Work request >> For the records shown below, return an exact copy that excludes the pictures.

[Excerpts from an interface dataset]

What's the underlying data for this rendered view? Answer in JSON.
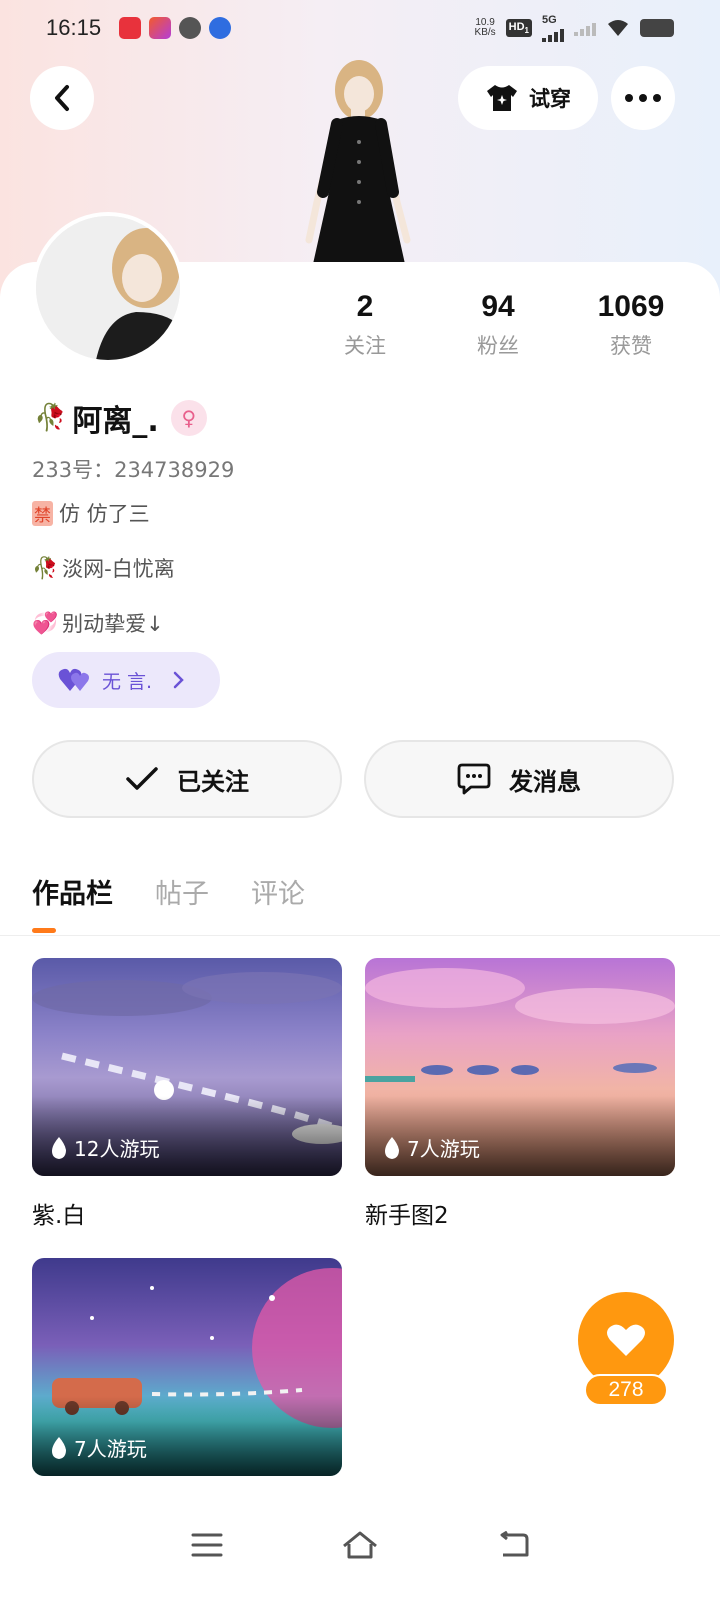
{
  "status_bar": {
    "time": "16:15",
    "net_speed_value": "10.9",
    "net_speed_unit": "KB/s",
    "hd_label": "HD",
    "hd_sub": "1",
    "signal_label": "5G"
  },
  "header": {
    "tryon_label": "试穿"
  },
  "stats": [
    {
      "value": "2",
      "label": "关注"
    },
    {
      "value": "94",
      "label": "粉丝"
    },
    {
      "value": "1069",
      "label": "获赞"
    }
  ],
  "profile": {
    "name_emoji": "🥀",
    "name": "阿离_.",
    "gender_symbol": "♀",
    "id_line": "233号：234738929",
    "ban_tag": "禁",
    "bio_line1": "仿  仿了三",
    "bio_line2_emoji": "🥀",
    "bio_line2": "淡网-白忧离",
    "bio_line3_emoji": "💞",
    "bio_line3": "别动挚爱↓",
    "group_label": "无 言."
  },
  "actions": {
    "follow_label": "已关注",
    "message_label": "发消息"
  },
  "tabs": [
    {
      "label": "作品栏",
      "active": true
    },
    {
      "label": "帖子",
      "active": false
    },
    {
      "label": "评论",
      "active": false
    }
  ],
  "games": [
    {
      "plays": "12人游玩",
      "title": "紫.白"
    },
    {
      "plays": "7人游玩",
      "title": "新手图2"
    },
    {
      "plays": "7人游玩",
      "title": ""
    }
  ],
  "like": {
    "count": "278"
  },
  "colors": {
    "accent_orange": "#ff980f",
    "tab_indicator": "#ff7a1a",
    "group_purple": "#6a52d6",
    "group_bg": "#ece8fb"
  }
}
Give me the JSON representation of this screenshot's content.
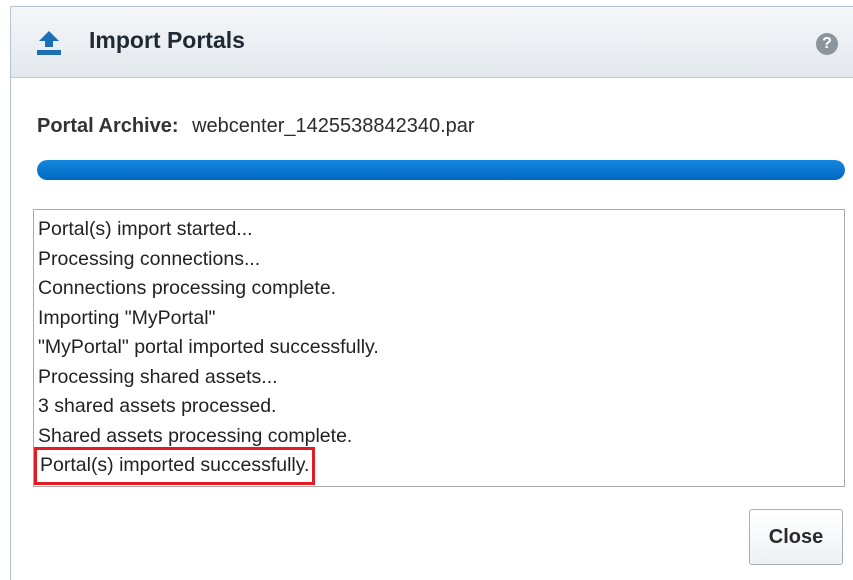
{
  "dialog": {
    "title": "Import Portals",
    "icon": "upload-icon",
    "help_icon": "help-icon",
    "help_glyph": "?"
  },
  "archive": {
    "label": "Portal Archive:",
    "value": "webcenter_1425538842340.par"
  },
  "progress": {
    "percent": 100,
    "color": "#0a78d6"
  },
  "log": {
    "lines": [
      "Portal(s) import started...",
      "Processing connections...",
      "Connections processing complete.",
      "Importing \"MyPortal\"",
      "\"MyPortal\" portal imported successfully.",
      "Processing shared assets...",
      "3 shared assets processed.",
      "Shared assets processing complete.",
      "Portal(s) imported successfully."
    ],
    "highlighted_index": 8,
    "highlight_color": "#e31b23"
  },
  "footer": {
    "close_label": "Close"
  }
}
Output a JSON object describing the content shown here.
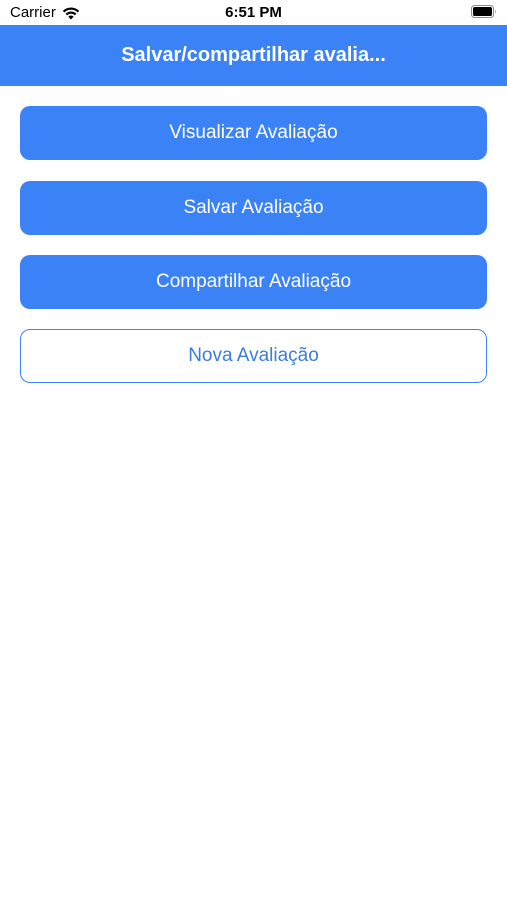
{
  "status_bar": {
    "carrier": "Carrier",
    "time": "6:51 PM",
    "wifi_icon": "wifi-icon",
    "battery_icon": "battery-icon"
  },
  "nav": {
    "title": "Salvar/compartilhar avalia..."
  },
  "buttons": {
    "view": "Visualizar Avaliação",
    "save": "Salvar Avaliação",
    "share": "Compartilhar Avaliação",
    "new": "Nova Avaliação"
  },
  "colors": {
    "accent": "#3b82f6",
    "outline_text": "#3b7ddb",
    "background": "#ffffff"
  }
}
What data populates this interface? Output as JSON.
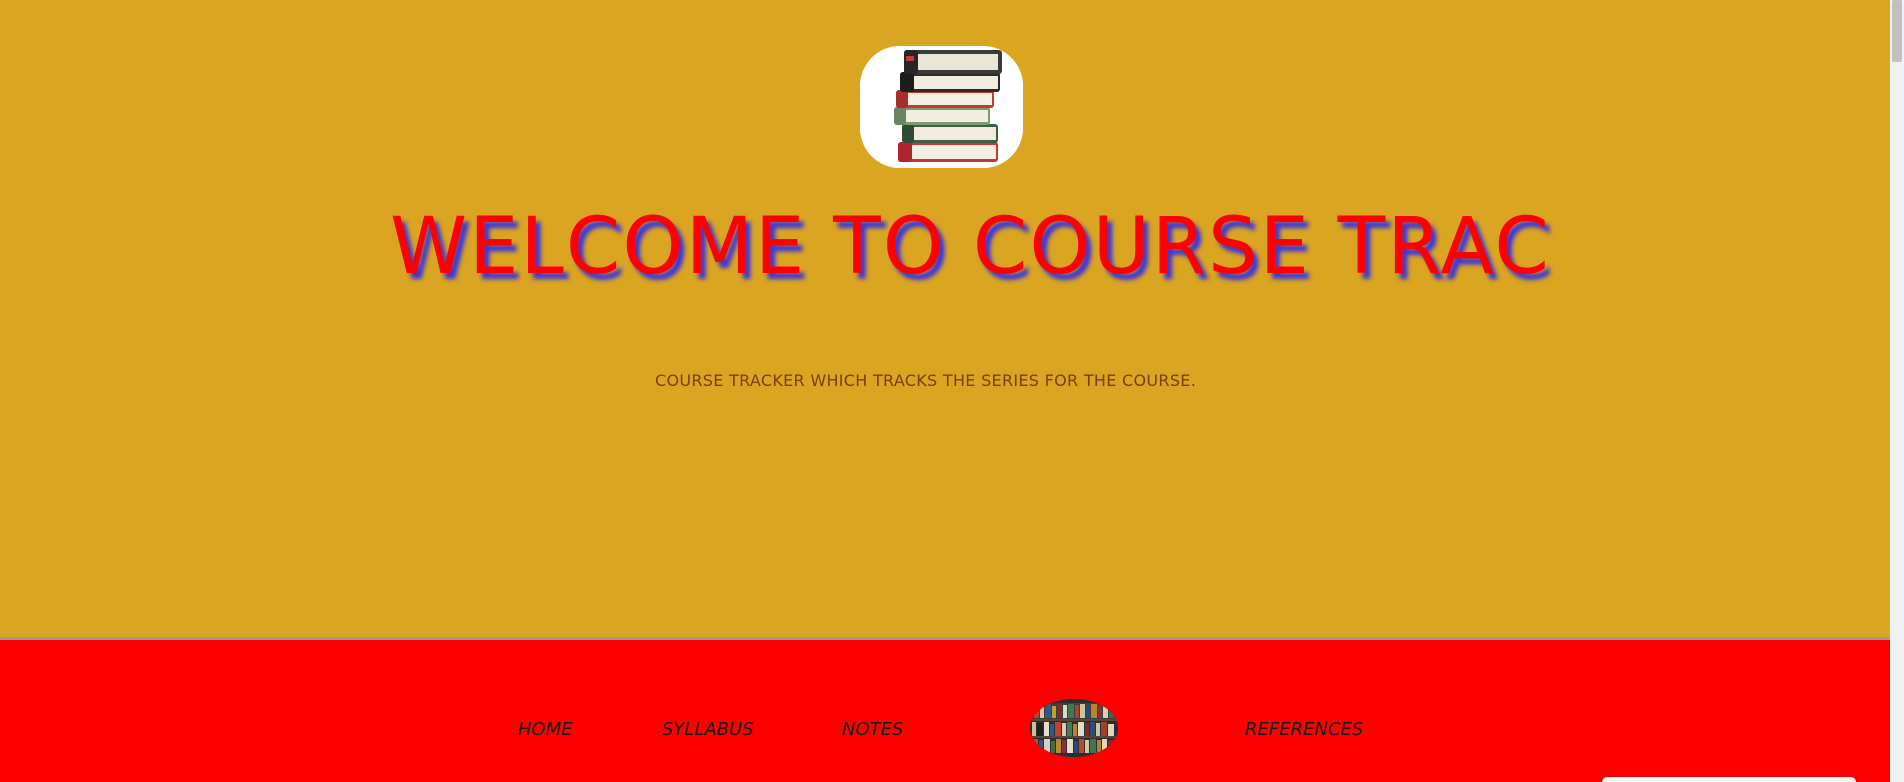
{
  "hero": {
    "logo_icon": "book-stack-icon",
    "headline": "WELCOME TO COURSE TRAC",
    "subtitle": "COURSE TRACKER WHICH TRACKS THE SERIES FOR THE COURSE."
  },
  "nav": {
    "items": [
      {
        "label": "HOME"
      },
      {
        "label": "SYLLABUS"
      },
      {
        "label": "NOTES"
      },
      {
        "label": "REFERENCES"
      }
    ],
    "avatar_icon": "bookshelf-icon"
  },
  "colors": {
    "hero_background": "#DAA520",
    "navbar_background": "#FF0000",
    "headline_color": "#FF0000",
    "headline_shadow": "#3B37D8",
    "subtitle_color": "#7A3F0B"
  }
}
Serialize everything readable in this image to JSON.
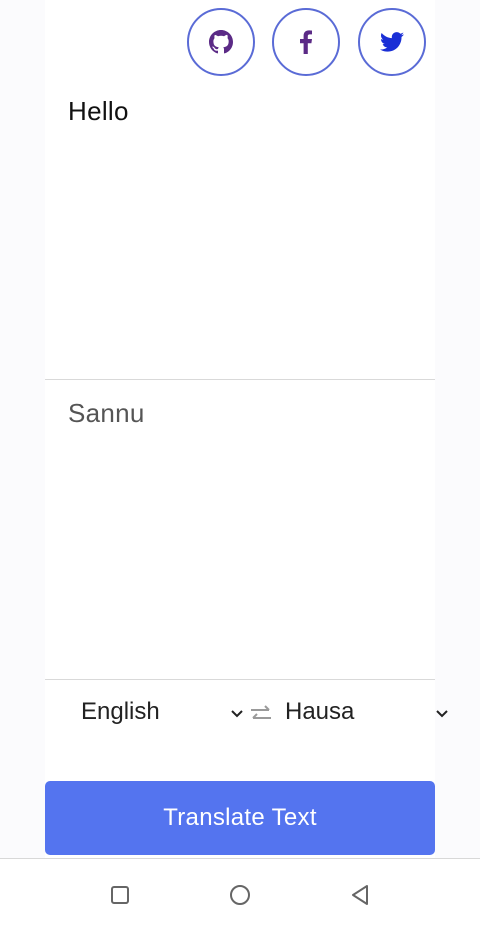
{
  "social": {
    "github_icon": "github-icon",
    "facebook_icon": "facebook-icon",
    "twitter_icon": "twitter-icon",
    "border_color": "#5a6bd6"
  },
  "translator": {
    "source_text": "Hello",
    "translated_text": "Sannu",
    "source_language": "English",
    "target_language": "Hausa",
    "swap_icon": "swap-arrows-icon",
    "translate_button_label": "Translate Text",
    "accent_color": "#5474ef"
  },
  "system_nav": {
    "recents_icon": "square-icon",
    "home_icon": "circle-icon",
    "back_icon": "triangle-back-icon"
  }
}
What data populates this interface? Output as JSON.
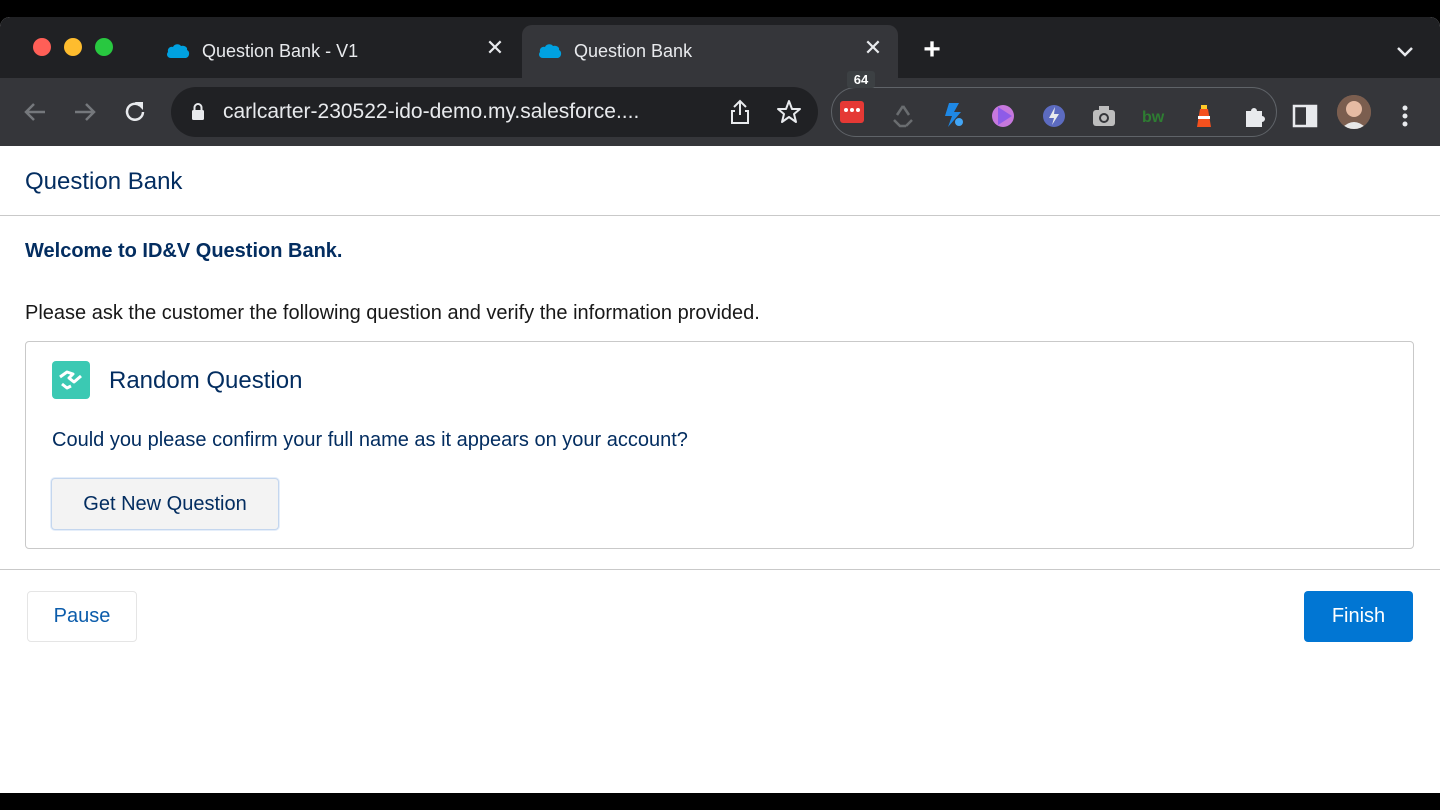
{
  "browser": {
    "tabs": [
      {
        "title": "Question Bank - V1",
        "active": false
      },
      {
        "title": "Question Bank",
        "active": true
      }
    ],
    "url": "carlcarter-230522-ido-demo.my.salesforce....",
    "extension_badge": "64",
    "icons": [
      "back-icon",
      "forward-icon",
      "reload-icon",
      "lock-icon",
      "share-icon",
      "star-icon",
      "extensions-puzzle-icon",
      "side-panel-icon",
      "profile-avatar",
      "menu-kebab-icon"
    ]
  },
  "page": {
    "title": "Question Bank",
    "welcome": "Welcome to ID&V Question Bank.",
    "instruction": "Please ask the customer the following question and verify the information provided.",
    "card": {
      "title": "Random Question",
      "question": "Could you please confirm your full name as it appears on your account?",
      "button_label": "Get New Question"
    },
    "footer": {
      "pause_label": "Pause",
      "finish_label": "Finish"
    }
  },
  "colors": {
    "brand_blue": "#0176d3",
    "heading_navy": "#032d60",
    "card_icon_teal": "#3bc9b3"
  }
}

Response >>
What's the underlying data for this rendered view? Answer in JSON.
{
  "status_bar": {
    "time": "16:15",
    "net_speed_value": "10.9",
    "net_speed_unit": "KB/s",
    "hd_label": "HD",
    "hd_sub": "1",
    "signal_label": "5G"
  },
  "header": {
    "tryon_label": "试穿"
  },
  "stats": [
    {
      "value": "2",
      "label": "关注"
    },
    {
      "value": "94",
      "label": "粉丝"
    },
    {
      "value": "1069",
      "label": "获赞"
    }
  ],
  "profile": {
    "name_emoji": "🥀",
    "name": "阿离_.",
    "gender_symbol": "♀",
    "id_line": "233号：234738929",
    "ban_tag": "禁",
    "bio_line1": "仿  仿了三",
    "bio_line2_emoji": "🥀",
    "bio_line2": "淡网-白忧离",
    "bio_line3_emoji": "💞",
    "bio_line3": "别动挚爱↓",
    "group_label": "无 言."
  },
  "actions": {
    "follow_label": "已关注",
    "message_label": "发消息"
  },
  "tabs": [
    {
      "label": "作品栏",
      "active": true
    },
    {
      "label": "帖子",
      "active": false
    },
    {
      "label": "评论",
      "active": false
    }
  ],
  "games": [
    {
      "plays": "12人游玩",
      "title": "紫.白"
    },
    {
      "plays": "7人游玩",
      "title": "新手图2"
    },
    {
      "plays": "7人游玩",
      "title": ""
    }
  ],
  "like": {
    "count": "278"
  },
  "colors": {
    "accent_orange": "#ff980f",
    "tab_indicator": "#ff7a1a",
    "group_purple": "#6a52d6",
    "group_bg": "#ece8fb"
  }
}
Give me the JSON representation of this screenshot's content.
{
  "dialog": {
    "title": "Import Portals",
    "icon": "upload-icon",
    "help_icon": "help-icon",
    "help_glyph": "?"
  },
  "archive": {
    "label": "Portal Archive:",
    "value": "webcenter_1425538842340.par"
  },
  "progress": {
    "percent": 100,
    "color": "#0a78d6"
  },
  "log": {
    "lines": [
      "Portal(s) import started...",
      "Processing connections...",
      "Connections processing complete.",
      "Importing \"MyPortal\"",
      "\"MyPortal\" portal imported successfully.",
      "Processing shared assets...",
      "3 shared assets processed.",
      "Shared assets processing complete.",
      "Portal(s) imported successfully."
    ],
    "highlighted_index": 8,
    "highlight_color": "#e31b23"
  },
  "footer": {
    "close_label": "Close"
  }
}
Output a JSON object describing the content shown here.
{
  "status_bar": {
    "carrier": "Carrier",
    "time": "6:51 PM",
    "wifi_icon": "wifi-icon",
    "battery_icon": "battery-icon"
  },
  "nav": {
    "title": "Salvar/compartilhar avalia..."
  },
  "buttons": {
    "view": "Visualizar Avaliação",
    "save": "Salvar Avaliação",
    "share": "Compartilhar Avaliação",
    "new": "Nova Avaliação"
  },
  "colors": {
    "accent": "#3b82f6",
    "outline_text": "#3b7ddb",
    "background": "#ffffff"
  }
}
What data populates this interface? Output as JSON.
{
  "hero": {
    "logo_icon": "book-stack-icon",
    "headline": "WELCOME TO COURSE TRAC",
    "subtitle": "COURSE TRACKER WHICH TRACKS THE SERIES FOR THE COURSE."
  },
  "nav": {
    "items": [
      {
        "label": "HOME"
      },
      {
        "label": "SYLLABUS"
      },
      {
        "label": "NOTES"
      },
      {
        "label": "REFERENCES"
      }
    ],
    "avatar_icon": "bookshelf-icon"
  },
  "colors": {
    "hero_background": "#DAA520",
    "navbar_background": "#FF0000",
    "headline_color": "#FF0000",
    "headline_shadow": "#3B37D8",
    "subtitle_color": "#7A3F0B"
  }
}
Serialize everything readable in this image to JSON.
{
  "social": {
    "github_icon": "github-icon",
    "facebook_icon": "facebook-icon",
    "twitter_icon": "twitter-icon",
    "border_color": "#5a6bd6"
  },
  "translator": {
    "source_text": "Hello",
    "translated_text": "Sannu",
    "source_language": "English",
    "target_language": "Hausa",
    "swap_icon": "swap-arrows-icon",
    "translate_button_label": "Translate Text",
    "accent_color": "#5474ef"
  },
  "system_nav": {
    "recents_icon": "square-icon",
    "home_icon": "circle-icon",
    "back_icon": "triangle-back-icon"
  }
}
What data populates this interface? Output as JSON.
{
  "browser": {
    "tabs": [
      {
        "title": "Question Bank - V1",
        "active": false
      },
      {
        "title": "Question Bank",
        "active": true
      }
    ],
    "url": "carlcarter-230522-ido-demo.my.salesforce....",
    "extension_badge": "64",
    "icons": [
      "back-icon",
      "forward-icon",
      "reload-icon",
      "lock-icon",
      "share-icon",
      "star-icon",
      "extensions-puzzle-icon",
      "side-panel-icon",
      "profile-avatar",
      "menu-kebab-icon"
    ]
  },
  "page": {
    "title": "Question Bank",
    "welcome": "Welcome to ID&V Question Bank.",
    "instruction": "Please ask the customer the following question and verify the information provided.",
    "card": {
      "title": "Random Question",
      "question": "Could you please confirm your full name as it appears on your account?",
      "button_label": "Get New Question"
    },
    "footer": {
      "pause_label": "Pause",
      "finish_label": "Finish"
    }
  },
  "colors": {
    "brand_blue": "#0176d3",
    "heading_navy": "#032d60",
    "card_icon_teal": "#3bc9b3"
  }
}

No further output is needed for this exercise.